**DESCRIPTION OF THE TASK**
When the word "qmak" shows up in a line of the records below, copy that line.

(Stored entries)
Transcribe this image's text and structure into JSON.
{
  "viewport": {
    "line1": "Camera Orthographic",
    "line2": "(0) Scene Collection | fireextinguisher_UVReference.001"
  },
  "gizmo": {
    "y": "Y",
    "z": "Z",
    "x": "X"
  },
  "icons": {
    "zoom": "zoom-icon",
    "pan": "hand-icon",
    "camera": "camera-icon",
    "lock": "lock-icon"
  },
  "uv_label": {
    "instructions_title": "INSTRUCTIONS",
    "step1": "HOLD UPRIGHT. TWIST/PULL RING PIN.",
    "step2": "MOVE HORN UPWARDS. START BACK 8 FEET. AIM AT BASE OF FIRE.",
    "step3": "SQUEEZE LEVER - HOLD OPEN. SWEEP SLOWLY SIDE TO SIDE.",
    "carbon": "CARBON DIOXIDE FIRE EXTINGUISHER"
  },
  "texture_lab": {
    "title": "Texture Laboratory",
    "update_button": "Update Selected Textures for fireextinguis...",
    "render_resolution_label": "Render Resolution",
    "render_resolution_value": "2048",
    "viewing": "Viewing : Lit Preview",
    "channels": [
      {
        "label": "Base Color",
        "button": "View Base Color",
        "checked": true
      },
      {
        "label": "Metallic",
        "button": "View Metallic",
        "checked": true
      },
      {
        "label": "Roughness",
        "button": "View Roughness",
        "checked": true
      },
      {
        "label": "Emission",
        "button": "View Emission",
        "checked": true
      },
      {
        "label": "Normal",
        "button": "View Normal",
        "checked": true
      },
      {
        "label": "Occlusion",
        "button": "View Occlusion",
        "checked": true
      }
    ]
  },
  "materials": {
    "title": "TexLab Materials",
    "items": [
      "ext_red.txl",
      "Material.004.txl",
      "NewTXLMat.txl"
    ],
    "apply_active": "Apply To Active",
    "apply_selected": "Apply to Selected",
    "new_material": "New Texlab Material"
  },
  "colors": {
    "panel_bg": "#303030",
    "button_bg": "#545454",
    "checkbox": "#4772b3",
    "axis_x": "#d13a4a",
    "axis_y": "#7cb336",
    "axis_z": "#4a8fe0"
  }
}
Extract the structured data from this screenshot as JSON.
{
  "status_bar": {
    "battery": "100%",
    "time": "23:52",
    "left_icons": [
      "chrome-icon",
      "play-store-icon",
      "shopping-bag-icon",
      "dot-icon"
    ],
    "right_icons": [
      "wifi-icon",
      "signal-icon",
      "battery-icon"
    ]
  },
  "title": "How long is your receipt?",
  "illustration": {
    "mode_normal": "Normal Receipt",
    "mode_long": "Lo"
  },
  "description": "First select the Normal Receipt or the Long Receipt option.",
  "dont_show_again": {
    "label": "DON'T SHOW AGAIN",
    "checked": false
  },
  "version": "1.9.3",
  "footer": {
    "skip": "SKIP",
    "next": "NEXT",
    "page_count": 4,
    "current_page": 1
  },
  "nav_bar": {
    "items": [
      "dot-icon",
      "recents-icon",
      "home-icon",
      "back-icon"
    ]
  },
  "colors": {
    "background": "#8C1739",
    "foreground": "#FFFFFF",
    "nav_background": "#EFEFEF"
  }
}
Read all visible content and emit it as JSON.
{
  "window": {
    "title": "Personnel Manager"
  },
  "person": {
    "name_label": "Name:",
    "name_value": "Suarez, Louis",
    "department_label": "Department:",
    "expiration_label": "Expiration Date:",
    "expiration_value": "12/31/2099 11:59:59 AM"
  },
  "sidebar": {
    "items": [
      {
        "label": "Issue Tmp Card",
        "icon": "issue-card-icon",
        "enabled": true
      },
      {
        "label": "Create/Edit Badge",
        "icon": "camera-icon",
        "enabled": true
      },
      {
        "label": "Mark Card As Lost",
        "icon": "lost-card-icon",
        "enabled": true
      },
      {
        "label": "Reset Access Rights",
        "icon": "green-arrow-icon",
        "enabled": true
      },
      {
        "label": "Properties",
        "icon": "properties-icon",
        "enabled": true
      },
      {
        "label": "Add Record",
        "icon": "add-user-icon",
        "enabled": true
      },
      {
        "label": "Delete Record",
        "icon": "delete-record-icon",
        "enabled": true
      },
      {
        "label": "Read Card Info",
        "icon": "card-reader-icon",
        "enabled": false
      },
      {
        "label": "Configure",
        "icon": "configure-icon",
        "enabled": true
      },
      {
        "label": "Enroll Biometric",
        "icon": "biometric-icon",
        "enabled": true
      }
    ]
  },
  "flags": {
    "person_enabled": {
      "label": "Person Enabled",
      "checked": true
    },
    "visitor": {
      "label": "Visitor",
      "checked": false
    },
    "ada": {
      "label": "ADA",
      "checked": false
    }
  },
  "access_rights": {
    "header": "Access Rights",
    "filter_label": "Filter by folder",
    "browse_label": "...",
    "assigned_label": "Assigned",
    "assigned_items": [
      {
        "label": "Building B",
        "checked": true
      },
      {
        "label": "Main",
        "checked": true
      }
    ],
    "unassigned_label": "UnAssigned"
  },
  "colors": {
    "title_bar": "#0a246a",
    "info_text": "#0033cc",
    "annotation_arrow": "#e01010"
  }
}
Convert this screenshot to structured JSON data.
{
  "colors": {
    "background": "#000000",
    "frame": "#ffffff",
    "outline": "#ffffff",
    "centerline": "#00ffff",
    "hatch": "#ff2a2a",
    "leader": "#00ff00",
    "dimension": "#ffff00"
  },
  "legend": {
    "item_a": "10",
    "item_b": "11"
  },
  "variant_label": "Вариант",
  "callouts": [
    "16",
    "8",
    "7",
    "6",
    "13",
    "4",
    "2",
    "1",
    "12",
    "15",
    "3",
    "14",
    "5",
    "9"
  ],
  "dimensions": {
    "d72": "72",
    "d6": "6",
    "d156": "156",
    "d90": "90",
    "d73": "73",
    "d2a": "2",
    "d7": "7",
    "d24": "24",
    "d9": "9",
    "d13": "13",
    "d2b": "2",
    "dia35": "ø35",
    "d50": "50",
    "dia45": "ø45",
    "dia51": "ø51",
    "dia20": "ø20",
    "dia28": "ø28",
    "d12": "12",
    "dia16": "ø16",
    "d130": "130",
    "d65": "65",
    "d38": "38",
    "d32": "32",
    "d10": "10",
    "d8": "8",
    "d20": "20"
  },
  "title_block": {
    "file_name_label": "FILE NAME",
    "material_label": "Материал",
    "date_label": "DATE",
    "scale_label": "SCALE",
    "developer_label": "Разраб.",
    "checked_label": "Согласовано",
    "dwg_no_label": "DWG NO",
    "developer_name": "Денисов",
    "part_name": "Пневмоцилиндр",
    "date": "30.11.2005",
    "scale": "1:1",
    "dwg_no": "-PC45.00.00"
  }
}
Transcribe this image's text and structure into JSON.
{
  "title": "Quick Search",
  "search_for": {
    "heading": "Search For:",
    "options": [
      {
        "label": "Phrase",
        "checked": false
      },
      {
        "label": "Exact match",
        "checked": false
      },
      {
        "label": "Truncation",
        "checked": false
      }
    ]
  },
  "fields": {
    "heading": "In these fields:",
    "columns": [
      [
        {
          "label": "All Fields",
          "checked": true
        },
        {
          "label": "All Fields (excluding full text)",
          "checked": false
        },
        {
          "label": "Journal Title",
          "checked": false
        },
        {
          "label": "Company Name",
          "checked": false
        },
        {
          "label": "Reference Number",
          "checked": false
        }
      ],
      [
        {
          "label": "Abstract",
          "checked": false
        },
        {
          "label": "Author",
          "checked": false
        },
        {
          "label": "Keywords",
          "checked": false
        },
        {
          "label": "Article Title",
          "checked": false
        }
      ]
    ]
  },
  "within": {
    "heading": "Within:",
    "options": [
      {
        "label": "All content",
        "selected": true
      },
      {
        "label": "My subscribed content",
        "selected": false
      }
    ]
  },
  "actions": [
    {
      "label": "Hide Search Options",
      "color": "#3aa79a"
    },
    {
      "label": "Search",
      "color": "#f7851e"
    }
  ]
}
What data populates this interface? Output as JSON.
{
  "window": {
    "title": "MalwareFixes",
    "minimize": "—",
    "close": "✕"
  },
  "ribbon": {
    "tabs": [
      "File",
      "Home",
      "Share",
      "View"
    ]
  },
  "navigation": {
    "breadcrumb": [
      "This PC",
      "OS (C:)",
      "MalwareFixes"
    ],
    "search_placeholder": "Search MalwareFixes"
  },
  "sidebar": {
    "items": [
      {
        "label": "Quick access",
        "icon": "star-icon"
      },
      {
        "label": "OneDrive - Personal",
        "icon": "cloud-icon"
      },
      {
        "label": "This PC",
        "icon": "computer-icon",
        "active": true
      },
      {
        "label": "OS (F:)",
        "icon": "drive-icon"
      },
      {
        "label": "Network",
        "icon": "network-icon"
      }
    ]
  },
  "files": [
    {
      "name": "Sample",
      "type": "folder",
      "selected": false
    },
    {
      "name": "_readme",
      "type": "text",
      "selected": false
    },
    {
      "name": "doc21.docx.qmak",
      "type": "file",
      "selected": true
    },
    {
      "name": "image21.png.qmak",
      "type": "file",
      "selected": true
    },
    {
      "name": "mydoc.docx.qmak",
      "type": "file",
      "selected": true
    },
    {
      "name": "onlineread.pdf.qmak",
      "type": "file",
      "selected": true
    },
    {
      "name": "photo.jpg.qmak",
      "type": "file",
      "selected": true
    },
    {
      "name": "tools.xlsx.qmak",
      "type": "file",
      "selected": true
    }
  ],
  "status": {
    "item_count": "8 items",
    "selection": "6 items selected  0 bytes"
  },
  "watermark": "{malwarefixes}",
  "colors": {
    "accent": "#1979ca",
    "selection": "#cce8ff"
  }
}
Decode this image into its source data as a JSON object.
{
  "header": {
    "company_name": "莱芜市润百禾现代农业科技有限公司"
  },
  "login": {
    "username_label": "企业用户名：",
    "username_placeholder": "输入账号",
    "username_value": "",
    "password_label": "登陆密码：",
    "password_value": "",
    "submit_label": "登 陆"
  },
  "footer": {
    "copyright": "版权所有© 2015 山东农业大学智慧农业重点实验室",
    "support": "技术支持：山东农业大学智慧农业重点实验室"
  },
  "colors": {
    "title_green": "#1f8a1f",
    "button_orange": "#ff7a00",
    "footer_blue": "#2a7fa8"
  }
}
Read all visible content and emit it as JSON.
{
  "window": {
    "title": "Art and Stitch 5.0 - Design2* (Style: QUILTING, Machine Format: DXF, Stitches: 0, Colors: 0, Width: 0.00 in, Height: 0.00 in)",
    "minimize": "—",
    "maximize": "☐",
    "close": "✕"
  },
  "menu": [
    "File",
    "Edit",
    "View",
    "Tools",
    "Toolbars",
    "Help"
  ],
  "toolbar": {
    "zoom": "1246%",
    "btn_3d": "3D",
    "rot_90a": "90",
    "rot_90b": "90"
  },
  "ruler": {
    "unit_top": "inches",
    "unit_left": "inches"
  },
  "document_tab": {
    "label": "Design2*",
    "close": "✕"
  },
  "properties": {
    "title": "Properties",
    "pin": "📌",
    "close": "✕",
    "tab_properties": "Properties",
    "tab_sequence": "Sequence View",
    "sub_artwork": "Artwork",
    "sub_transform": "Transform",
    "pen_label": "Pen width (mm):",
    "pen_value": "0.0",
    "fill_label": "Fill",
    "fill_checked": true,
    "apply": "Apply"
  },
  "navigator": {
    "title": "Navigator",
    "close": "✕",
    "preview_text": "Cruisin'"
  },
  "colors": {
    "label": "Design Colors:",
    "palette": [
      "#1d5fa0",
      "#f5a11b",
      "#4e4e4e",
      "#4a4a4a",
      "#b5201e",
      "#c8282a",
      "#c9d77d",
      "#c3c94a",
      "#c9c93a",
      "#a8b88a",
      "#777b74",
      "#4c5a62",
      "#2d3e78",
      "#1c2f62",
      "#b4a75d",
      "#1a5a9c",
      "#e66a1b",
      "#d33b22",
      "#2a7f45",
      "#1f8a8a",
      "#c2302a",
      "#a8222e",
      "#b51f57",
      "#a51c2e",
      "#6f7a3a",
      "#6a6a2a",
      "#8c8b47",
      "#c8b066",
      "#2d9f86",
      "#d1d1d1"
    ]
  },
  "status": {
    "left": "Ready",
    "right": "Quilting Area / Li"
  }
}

**ANSWER TO THE EXERCISE**
      "name": "doc21.docx.qmak",
      "name": "image21.png.qmak",
      "name": "mydoc.docx.qmak",
      "name": "onlineread.pdf.qmak",
      "name": "photo.jpg.qmak",
      "name": "tools.xlsx.qmak",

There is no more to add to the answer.